┌─ The data

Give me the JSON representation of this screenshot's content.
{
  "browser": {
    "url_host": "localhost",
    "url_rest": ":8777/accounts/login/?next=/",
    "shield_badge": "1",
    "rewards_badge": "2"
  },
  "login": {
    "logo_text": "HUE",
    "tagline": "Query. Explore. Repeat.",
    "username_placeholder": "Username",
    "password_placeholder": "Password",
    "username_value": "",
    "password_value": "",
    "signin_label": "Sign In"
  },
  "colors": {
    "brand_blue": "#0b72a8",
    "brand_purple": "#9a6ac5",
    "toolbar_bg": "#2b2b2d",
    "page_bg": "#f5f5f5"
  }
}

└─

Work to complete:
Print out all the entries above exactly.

Solution to this task:
Give me the JSON representation of this screenshot's content.
{
  "browser": {
    "url_host": "localhost",
    "url_rest": ":8777/accounts/login/?next=/",
    "shield_badge": "1",
    "rewards_badge": "2"
  },
  "login": {
    "logo_text": "HUE",
    "tagline": "Query. Explore. Repeat.",
    "username_placeholder": "Username",
    "password_placeholder": "Password",
    "username_value": "",
    "password_value": "",
    "signin_label": "Sign In"
  },
  "colors": {
    "brand_blue": "#0b72a8",
    "brand_purple": "#9a6ac5",
    "toolbar_bg": "#2b2b2d",
    "page_bg": "#f5f5f5"
  }
}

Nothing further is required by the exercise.